• DATA EXCERPTS:

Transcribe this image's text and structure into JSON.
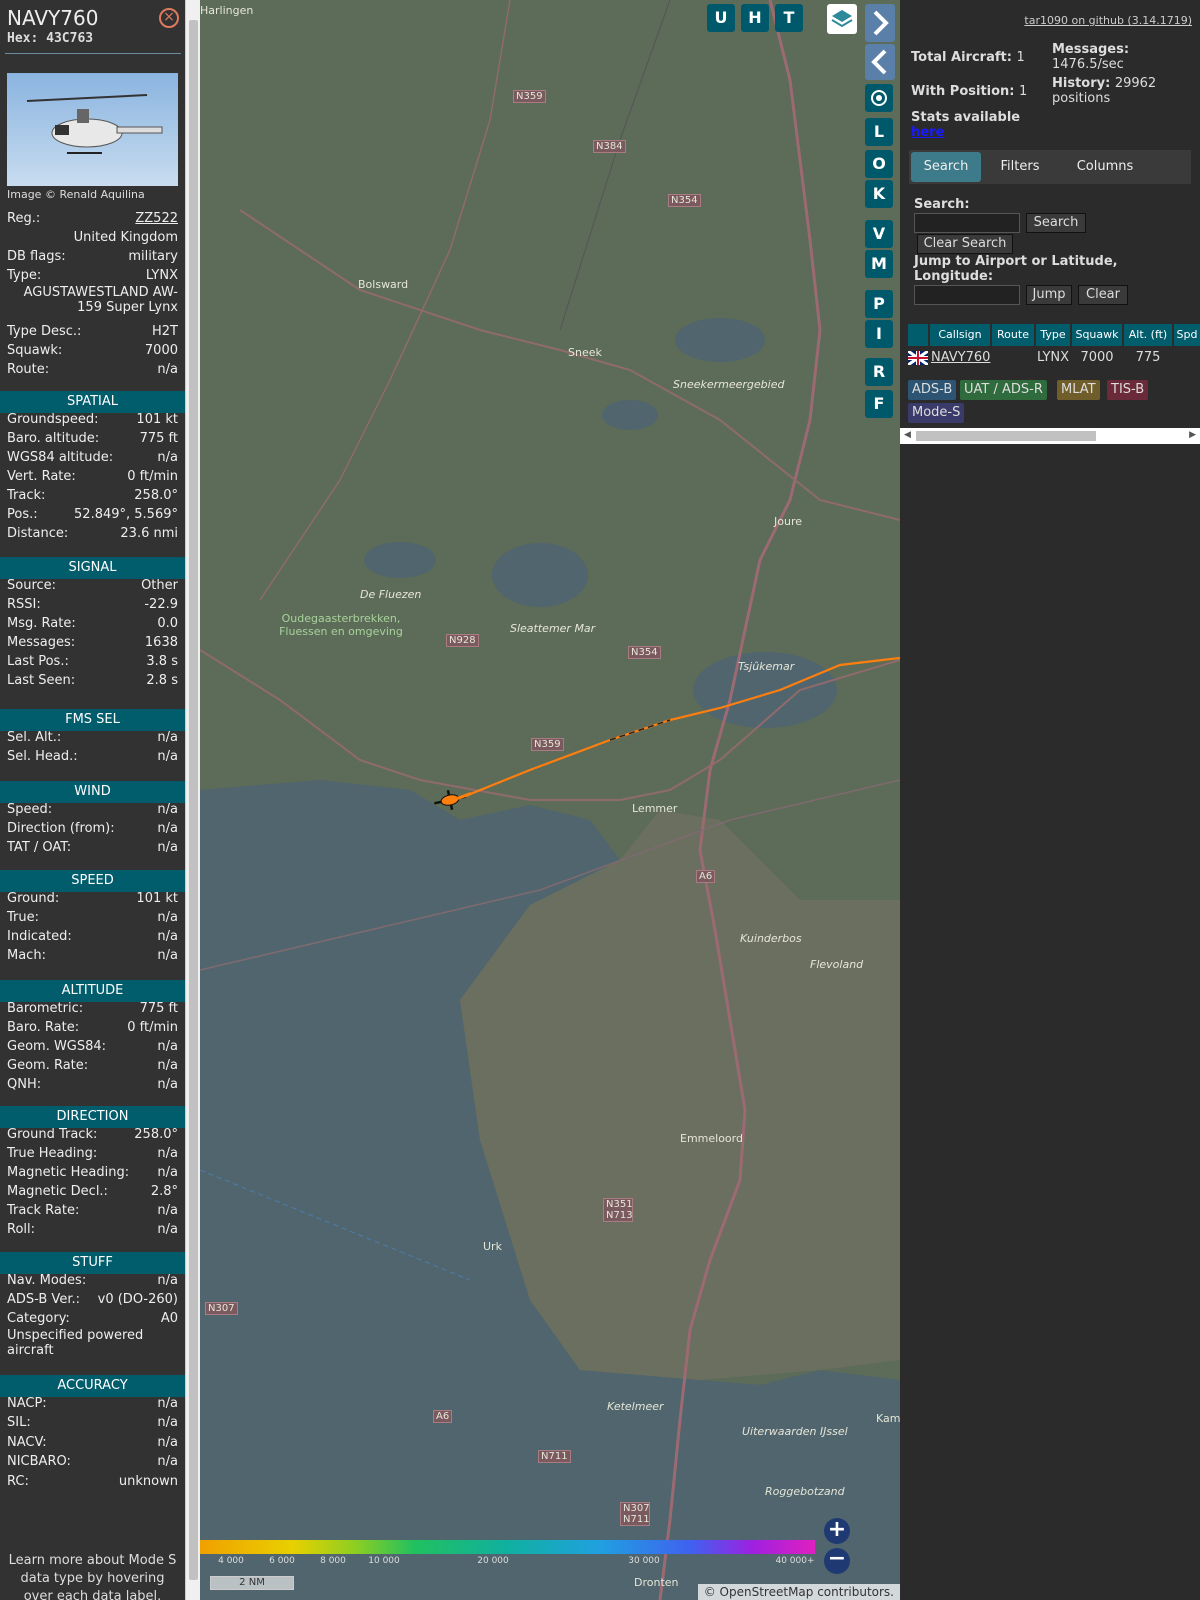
{
  "aircraft": {
    "callsign": "NAVY760",
    "hex_label": "Hex:",
    "hex": "43C763",
    "close_glyph": "×",
    "image_credit": "Image © Renald Aquilina",
    "reg_label": "Reg.:",
    "reg": "ZZ522",
    "country": "United Kingdom",
    "dbflags_label": "DB flags:",
    "dbflags": "military",
    "type_label": "Type:",
    "type": "LYNX",
    "type_full": "AGUSTAWESTLAND AW-159 Super Lynx",
    "typedesc_label": "Type Desc.:",
    "typedesc": "H2T",
    "squawk_label": "Squawk:",
    "squawk": "7000",
    "route_label": "Route:",
    "route": "n/a"
  },
  "sections": {
    "spatial": "SPATIAL",
    "signal": "SIGNAL",
    "fms": "FMS SEL",
    "wind": "WIND",
    "speed": "SPEED",
    "altitude": "ALTITUDE",
    "direction": "DIRECTION",
    "stuff": "STUFF",
    "accuracy": "ACCURACY"
  },
  "spatial": [
    [
      "Groundspeed:",
      "101 kt"
    ],
    [
      "Baro. altitude:",
      "775 ft"
    ],
    [
      "WGS84 altitude:",
      "n/a"
    ],
    [
      "Vert. Rate:",
      "0 ft/min"
    ],
    [
      "Track:",
      "258.0°"
    ],
    [
      "Pos.:",
      "52.849°, 5.569°"
    ],
    [
      "Distance:",
      "23.6 nmi"
    ]
  ],
  "signal": [
    [
      "Source:",
      "Other"
    ],
    [
      "RSSI:",
      "-22.9"
    ],
    [
      "Msg. Rate:",
      "0.0"
    ],
    [
      "Messages:",
      "1638"
    ],
    [
      "Last Pos.:",
      "3.8 s"
    ],
    [
      "Last Seen:",
      "2.8 s"
    ]
  ],
  "fms": [
    [
      "Sel. Alt.:",
      "n/a"
    ],
    [
      "Sel. Head.:",
      "n/a"
    ]
  ],
  "wind": [
    [
      "Speed:",
      "n/a"
    ],
    [
      "Direction (from):",
      "n/a"
    ],
    [
      "TAT / OAT:",
      "n/a"
    ]
  ],
  "speed": [
    [
      "Ground:",
      "101 kt"
    ],
    [
      "True:",
      "n/a"
    ],
    [
      "Indicated:",
      "n/a"
    ],
    [
      "Mach:",
      "n/a"
    ]
  ],
  "altitude": [
    [
      "Barometric:",
      "775 ft"
    ],
    [
      "Baro. Rate:",
      "0 ft/min"
    ],
    [
      "Geom. WGS84:",
      "n/a"
    ],
    [
      "Geom. Rate:",
      "n/a"
    ],
    [
      "QNH:",
      "n/a"
    ]
  ],
  "direction": [
    [
      "Ground Track:",
      "258.0°"
    ],
    [
      "True Heading:",
      "n/a"
    ],
    [
      "Magnetic Heading:",
      "n/a"
    ],
    [
      "Magnetic Decl.:",
      "2.8°"
    ],
    [
      "Track Rate:",
      "n/a"
    ],
    [
      "Roll:",
      "n/a"
    ]
  ],
  "stuff": [
    [
      "Nav. Modes:",
      "n/a"
    ],
    [
      "ADS-B Ver.:",
      "v0 (DO-260)"
    ],
    [
      "Category:",
      "A0"
    ]
  ],
  "stuff_category_desc": "Unspecified powered aircraft",
  "accuracy": [
    [
      "NACP:",
      "n/a"
    ],
    [
      "SIL:",
      "n/a"
    ],
    [
      "NACV:",
      "n/a"
    ],
    [
      "NICBARO:",
      "n/a"
    ],
    [
      "RC:",
      "unknown"
    ]
  ],
  "footer_note": "Learn more about Mode S data type by hovering over each data label.",
  "map": {
    "buttons": [
      "U",
      "H",
      "T",
      "L",
      "O",
      "K",
      "V",
      "M",
      "P",
      "I",
      "R",
      "F"
    ],
    "places": [
      {
        "name": "Harlingen"
      },
      {
        "name": "Bolsward"
      },
      {
        "name": "Sneek"
      },
      {
        "name": "Sneekermeergebied"
      },
      {
        "name": "Joure"
      },
      {
        "name": "De Fluezen"
      },
      {
        "name": "Oudegaasterbrekken, Fluessen en omgeving"
      },
      {
        "name": "Sleattemer Mar"
      },
      {
        "name": "Tsjûkemar"
      },
      {
        "name": "Lemmer"
      },
      {
        "name": "Kuinderbos"
      },
      {
        "name": "Flevoland"
      },
      {
        "name": "Emmeloord"
      },
      {
        "name": "Urk"
      },
      {
        "name": "Ketelmeer"
      },
      {
        "name": "Uiterwaarden IJssel"
      },
      {
        "name": "Roggebotzand"
      },
      {
        "name": "Dronten"
      },
      {
        "name": "Kamp"
      }
    ],
    "road_labels": [
      "N359",
      "N384",
      "N354",
      "N928",
      "N354",
      "N359",
      "A6",
      "N351 N713",
      "N307",
      "A6",
      "N711",
      "N307 N711"
    ],
    "altitude_scale": [
      "4 000",
      "6 000",
      "8 000",
      "10 000",
      "20 000",
      "30 000",
      "40 000+"
    ],
    "scale_label": "2 NM",
    "attribution": "© OpenStreetMap contributors."
  },
  "stats": {
    "github_link": "tar1090 on github (3.14.1719)",
    "total_label": "Total Aircraft:",
    "total": "1",
    "messages_label": "Messages:",
    "messages": "1476.5/sec",
    "position_label": "With Position:",
    "position": "1",
    "history_label": "History:",
    "history": "29962 positions",
    "stats_label": "Stats available",
    "stats_link": "here"
  },
  "tabs": [
    "Search",
    "Filters",
    "Columns"
  ],
  "search": {
    "search_label": "Search:",
    "search_button": "Search",
    "clear_search": "Clear Search",
    "jump_label": "Jump to Airport or Latitude, Longitude:",
    "jump_button": "Jump",
    "clear_button": "Clear"
  },
  "table": {
    "headers": [
      "",
      "Callsign",
      "Route",
      "Type",
      "Squawk",
      "Alt. (ft)",
      "Spd"
    ],
    "row": {
      "callsign": "NAVY760",
      "route": "",
      "type": "LYNX",
      "squawk": "7000",
      "alt": "775"
    }
  },
  "source_chips": [
    "ADS-B",
    "UAT / ADS-R",
    "MLAT",
    "TIS-B",
    "Mode-S"
  ],
  "colors": {
    "accent": "#015c6c",
    "track": "#ff7f0e"
  }
}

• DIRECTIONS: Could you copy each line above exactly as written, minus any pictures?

• TASK RESULT:
Transcribe this image's text and structure into JSON.
{
  "aircraft": {
    "callsign": "NAVY760",
    "hex_label": "Hex:",
    "hex": "43C763",
    "close_glyph": "×",
    "image_credit": "Image © Renald Aquilina",
    "reg_label": "Reg.:",
    "reg": "ZZ522",
    "country": "United Kingdom",
    "dbflags_label": "DB flags:",
    "dbflags": "military",
    "type_label": "Type:",
    "type": "LYNX",
    "type_full": "AGUSTAWESTLAND AW-159 Super Lynx",
    "typedesc_label": "Type Desc.:",
    "typedesc": "H2T",
    "squawk_label": "Squawk:",
    "squawk": "7000",
    "route_label": "Route:",
    "route": "n/a"
  },
  "sections": {
    "spatial": "SPATIAL",
    "signal": "SIGNAL",
    "fms": "FMS SEL",
    "wind": "WIND",
    "speed": "SPEED",
    "altitude": "ALTITUDE",
    "direction": "DIRECTION",
    "stuff": "STUFF",
    "accuracy": "ACCURACY"
  },
  "spatial": [
    [
      "Groundspeed:",
      "101 kt"
    ],
    [
      "Baro. altitude:",
      "775 ft"
    ],
    [
      "WGS84 altitude:",
      "n/a"
    ],
    [
      "Vert. Rate:",
      "0 ft/min"
    ],
    [
      "Track:",
      "258.0°"
    ],
    [
      "Pos.:",
      "52.849°, 5.569°"
    ],
    [
      "Distance:",
      "23.6 nmi"
    ]
  ],
  "signal": [
    [
      "Source:",
      "Other"
    ],
    [
      "RSSI:",
      "-22.9"
    ],
    [
      "Msg. Rate:",
      "0.0"
    ],
    [
      "Messages:",
      "1638"
    ],
    [
      "Last Pos.:",
      "3.8 s"
    ],
    [
      "Last Seen:",
      "2.8 s"
    ]
  ],
  "fms": [
    [
      "Sel. Alt.:",
      "n/a"
    ],
    [
      "Sel. Head.:",
      "n/a"
    ]
  ],
  "wind": [
    [
      "Speed:",
      "n/a"
    ],
    [
      "Direction (from):",
      "n/a"
    ],
    [
      "TAT / OAT:",
      "n/a"
    ]
  ],
  "speed": [
    [
      "Ground:",
      "101 kt"
    ],
    [
      "True:",
      "n/a"
    ],
    [
      "Indicated:",
      "n/a"
    ],
    [
      "Mach:",
      "n/a"
    ]
  ],
  "altitude": [
    [
      "Barometric:",
      "775 ft"
    ],
    [
      "Baro. Rate:",
      "0 ft/min"
    ],
    [
      "Geom. WGS84:",
      "n/a"
    ],
    [
      "Geom. Rate:",
      "n/a"
    ],
    [
      "QNH:",
      "n/a"
    ]
  ],
  "direction": [
    [
      "Ground Track:",
      "258.0°"
    ],
    [
      "True Heading:",
      "n/a"
    ],
    [
      "Magnetic Heading:",
      "n/a"
    ],
    [
      "Magnetic Decl.:",
      "2.8°"
    ],
    [
      "Track Rate:",
      "n/a"
    ],
    [
      "Roll:",
      "n/a"
    ]
  ],
  "stuff": [
    [
      "Nav. Modes:",
      "n/a"
    ],
    [
      "ADS-B Ver.:",
      "v0 (DO-260)"
    ],
    [
      "Category:",
      "A0"
    ]
  ],
  "stuff_category_desc": "Unspecified powered aircraft",
  "accuracy": [
    [
      "NACP:",
      "n/a"
    ],
    [
      "SIL:",
      "n/a"
    ],
    [
      "NACV:",
      "n/a"
    ],
    [
      "NICBARO:",
      "n/a"
    ],
    [
      "RC:",
      "unknown"
    ]
  ],
  "footer_note": "Learn more about Mode S data type by hovering over each data label.",
  "map": {
    "buttons": [
      "U",
      "H",
      "T",
      "L",
      "O",
      "K",
      "V",
      "M",
      "P",
      "I",
      "R",
      "F"
    ],
    "places": [
      {
        "name": "Harlingen"
      },
      {
        "name": "Bolsward"
      },
      {
        "name": "Sneek"
      },
      {
        "name": "Sneekermeergebied"
      },
      {
        "name": "Joure"
      },
      {
        "name": "De Fluezen"
      },
      {
        "name": "Oudegaasterbrekken, Fluessen en omgeving"
      },
      {
        "name": "Sleattemer Mar"
      },
      {
        "name": "Tsjûkemar"
      },
      {
        "name": "Lemmer"
      },
      {
        "name": "Kuinderbos"
      },
      {
        "name": "Flevoland"
      },
      {
        "name": "Emmeloord"
      },
      {
        "name": "Urk"
      },
      {
        "name": "Ketelmeer"
      },
      {
        "name": "Uiterwaarden IJssel"
      },
      {
        "name": "Roggebotzand"
      },
      {
        "name": "Dronten"
      },
      {
        "name": "Kamp"
      }
    ],
    "road_labels": [
      "N359",
      "N384",
      "N354",
      "N928",
      "N354",
      "N359",
      "A6",
      "N351 N713",
      "N307",
      "A6",
      "N711",
      "N307 N711"
    ],
    "altitude_scale": [
      "4 000",
      "6 000",
      "8 000",
      "10 000",
      "20 000",
      "30 000",
      "40 000+"
    ],
    "scale_label": "2 NM",
    "attribution": "© OpenStreetMap contributors."
  },
  "stats": {
    "github_link": "tar1090 on github (3.14.1719)",
    "total_label": "Total Aircraft:",
    "total": "1",
    "messages_label": "Messages:",
    "messages": "1476.5/sec",
    "position_label": "With Position:",
    "position": "1",
    "history_label": "History:",
    "history": "29962 positions",
    "stats_label": "Stats available",
    "stats_link": "here"
  },
  "tabs": [
    "Search",
    "Filters",
    "Columns"
  ],
  "search": {
    "search_label": "Search:",
    "search_button": "Search",
    "clear_search": "Clear Search",
    "jump_label": "Jump to Airport or Latitude, Longitude:",
    "jump_button": "Jump",
    "clear_button": "Clear"
  },
  "table": {
    "headers": [
      "",
      "Callsign",
      "Route",
      "Type",
      "Squawk",
      "Alt. (ft)",
      "Spd"
    ],
    "row": {
      "callsign": "NAVY760",
      "route": "",
      "type": "LYNX",
      "squawk": "7000",
      "alt": "775"
    }
  },
  "source_chips": [
    "ADS-B",
    "UAT / ADS-R",
    "MLAT",
    "TIS-B",
    "Mode-S"
  ],
  "colors": {
    "accent": "#015c6c",
    "track": "#ff7f0e"
  }
}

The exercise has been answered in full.